- Your instructions -
Go through the records and report each line holding the string "data".

Material supplied Start Marker

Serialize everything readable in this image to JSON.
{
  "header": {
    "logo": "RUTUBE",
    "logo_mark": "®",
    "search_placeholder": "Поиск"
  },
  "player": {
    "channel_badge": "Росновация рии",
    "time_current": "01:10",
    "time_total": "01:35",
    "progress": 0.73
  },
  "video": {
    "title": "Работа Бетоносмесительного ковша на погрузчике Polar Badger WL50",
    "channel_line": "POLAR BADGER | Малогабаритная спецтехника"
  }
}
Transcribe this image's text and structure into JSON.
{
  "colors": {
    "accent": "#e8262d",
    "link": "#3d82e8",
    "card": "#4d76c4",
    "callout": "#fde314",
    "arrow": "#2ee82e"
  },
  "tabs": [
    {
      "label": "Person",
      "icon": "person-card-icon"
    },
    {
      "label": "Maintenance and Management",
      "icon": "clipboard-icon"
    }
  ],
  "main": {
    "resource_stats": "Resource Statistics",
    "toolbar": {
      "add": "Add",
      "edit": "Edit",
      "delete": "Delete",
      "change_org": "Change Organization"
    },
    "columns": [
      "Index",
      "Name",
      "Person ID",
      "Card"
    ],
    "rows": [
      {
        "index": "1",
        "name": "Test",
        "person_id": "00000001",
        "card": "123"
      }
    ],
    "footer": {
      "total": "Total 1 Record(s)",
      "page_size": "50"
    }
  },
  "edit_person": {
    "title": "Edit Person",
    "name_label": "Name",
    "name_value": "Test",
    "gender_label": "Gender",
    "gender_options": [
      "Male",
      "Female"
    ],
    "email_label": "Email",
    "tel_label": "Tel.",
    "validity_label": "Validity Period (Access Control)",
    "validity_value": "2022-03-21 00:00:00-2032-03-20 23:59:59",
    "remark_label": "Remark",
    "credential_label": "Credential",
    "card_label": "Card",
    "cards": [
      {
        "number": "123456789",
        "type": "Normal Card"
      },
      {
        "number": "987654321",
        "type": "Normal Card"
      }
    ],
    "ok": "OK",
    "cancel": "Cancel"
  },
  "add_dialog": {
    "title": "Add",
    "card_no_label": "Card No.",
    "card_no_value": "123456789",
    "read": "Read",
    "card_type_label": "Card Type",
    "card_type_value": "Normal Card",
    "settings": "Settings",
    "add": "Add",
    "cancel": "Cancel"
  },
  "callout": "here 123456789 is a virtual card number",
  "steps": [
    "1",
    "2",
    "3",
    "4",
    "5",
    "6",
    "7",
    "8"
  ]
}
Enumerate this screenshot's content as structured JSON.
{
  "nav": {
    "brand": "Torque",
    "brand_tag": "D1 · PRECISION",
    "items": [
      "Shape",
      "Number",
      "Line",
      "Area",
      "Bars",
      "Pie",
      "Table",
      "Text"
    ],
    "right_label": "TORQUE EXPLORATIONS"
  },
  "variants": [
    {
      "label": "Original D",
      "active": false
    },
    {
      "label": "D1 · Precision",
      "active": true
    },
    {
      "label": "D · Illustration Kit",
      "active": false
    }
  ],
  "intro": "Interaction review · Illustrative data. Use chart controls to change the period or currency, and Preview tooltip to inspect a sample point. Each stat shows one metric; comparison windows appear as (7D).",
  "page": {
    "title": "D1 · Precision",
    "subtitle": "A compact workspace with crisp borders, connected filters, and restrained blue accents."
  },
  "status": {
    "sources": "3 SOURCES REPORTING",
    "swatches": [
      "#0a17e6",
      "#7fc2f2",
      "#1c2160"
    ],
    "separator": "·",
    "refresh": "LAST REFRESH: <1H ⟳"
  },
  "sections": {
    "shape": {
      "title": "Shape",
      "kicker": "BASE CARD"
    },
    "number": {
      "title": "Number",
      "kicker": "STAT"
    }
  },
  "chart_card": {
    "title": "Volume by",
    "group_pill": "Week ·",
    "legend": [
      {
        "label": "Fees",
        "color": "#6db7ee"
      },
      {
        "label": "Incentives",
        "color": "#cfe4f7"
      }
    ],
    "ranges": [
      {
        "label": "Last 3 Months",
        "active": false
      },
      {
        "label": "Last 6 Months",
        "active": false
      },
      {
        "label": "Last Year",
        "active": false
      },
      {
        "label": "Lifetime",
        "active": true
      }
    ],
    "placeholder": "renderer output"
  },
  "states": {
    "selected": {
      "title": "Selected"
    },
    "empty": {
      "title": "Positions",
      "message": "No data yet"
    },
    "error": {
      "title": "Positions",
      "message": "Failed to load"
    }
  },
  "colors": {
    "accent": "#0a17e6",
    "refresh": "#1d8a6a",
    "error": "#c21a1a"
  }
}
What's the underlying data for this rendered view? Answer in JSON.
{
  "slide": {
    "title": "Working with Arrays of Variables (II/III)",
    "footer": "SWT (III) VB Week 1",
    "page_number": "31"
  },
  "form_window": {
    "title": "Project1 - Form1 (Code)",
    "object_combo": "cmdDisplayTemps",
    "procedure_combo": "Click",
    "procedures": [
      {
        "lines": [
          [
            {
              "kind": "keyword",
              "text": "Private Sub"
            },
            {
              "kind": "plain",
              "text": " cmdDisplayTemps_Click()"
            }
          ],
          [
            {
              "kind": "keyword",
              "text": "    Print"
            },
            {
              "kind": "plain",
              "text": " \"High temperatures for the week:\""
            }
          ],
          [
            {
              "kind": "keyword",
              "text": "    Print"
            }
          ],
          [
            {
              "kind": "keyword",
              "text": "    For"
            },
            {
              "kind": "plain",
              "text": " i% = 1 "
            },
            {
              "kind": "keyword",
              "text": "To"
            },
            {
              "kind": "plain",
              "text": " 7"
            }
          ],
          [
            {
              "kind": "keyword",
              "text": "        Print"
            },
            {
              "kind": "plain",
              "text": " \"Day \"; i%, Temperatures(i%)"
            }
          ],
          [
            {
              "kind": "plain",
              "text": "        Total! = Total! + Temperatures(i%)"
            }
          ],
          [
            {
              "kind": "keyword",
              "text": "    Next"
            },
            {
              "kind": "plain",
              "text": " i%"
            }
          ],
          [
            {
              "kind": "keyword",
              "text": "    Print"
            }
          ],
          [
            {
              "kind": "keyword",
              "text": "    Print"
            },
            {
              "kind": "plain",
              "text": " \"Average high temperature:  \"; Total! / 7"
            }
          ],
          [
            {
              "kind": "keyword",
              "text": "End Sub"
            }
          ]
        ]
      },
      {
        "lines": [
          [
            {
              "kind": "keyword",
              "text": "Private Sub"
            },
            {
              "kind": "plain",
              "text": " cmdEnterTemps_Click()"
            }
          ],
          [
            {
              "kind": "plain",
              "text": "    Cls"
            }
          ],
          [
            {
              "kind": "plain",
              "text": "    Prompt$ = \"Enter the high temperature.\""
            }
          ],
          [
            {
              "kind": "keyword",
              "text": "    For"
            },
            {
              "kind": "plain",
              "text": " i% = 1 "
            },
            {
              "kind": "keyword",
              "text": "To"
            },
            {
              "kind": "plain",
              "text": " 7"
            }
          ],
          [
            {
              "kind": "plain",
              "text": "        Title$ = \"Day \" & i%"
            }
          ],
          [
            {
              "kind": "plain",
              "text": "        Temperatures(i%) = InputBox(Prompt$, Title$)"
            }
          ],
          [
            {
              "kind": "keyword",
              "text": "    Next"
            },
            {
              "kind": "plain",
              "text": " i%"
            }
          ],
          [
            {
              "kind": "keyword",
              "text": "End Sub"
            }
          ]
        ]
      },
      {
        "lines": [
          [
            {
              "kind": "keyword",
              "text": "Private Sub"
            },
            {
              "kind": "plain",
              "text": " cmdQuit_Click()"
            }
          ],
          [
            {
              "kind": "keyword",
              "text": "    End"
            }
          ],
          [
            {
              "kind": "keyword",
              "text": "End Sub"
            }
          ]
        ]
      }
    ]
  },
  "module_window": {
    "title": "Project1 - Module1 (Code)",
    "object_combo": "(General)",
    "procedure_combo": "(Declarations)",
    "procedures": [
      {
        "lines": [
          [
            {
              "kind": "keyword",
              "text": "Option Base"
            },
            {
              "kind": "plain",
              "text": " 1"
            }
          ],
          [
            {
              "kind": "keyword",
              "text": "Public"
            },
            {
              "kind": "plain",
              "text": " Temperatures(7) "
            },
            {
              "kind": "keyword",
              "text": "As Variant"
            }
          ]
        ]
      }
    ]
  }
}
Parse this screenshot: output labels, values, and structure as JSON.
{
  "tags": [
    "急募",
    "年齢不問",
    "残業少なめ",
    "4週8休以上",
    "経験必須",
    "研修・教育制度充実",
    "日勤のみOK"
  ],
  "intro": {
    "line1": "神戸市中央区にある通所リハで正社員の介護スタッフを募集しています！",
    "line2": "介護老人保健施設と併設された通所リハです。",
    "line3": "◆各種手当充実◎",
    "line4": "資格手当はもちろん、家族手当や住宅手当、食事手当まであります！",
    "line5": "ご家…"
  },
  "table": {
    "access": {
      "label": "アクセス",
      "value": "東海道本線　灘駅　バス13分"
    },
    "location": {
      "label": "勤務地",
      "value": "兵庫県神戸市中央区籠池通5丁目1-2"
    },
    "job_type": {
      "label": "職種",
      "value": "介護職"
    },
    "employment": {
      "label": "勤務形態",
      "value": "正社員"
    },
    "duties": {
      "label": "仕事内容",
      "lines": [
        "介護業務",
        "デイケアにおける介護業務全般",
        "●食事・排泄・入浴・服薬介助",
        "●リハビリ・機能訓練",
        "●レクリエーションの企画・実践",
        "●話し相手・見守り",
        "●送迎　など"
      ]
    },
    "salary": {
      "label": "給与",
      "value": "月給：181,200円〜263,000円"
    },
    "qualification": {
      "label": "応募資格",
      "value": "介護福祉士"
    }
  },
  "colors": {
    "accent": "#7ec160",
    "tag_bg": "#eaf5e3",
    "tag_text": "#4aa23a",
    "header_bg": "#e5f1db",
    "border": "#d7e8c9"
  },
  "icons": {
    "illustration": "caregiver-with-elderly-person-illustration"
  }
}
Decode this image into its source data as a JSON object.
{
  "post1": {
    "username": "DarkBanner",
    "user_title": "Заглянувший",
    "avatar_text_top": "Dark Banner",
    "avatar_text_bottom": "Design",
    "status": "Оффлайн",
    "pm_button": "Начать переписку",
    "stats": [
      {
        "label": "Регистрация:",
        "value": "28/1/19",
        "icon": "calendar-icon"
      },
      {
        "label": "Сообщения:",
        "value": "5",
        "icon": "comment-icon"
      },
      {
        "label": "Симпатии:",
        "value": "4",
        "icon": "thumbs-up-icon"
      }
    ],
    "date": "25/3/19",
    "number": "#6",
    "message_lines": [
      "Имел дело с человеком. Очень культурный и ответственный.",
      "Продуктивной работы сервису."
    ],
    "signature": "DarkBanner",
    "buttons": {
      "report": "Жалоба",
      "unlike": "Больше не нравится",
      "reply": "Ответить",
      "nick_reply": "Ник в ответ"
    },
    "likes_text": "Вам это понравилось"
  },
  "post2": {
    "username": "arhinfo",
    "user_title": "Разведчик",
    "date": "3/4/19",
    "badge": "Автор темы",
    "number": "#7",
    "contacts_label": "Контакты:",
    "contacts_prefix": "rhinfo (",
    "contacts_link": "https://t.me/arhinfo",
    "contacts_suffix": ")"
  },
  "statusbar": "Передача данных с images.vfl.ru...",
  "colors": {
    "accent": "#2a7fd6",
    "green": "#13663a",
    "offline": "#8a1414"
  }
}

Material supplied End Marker

- Task solution -
  "intro": "Interaction review · Illustrative data. Use chart controls to change the period or currency, and Preview tooltip to inspect a sample point. Each stat shows one metric; comparison windows appear as (7D).",
      "message": "No data yet"
What's the underlying data for this rendered view? Answer in JSON.
Decode this image into its source data as a JSON object.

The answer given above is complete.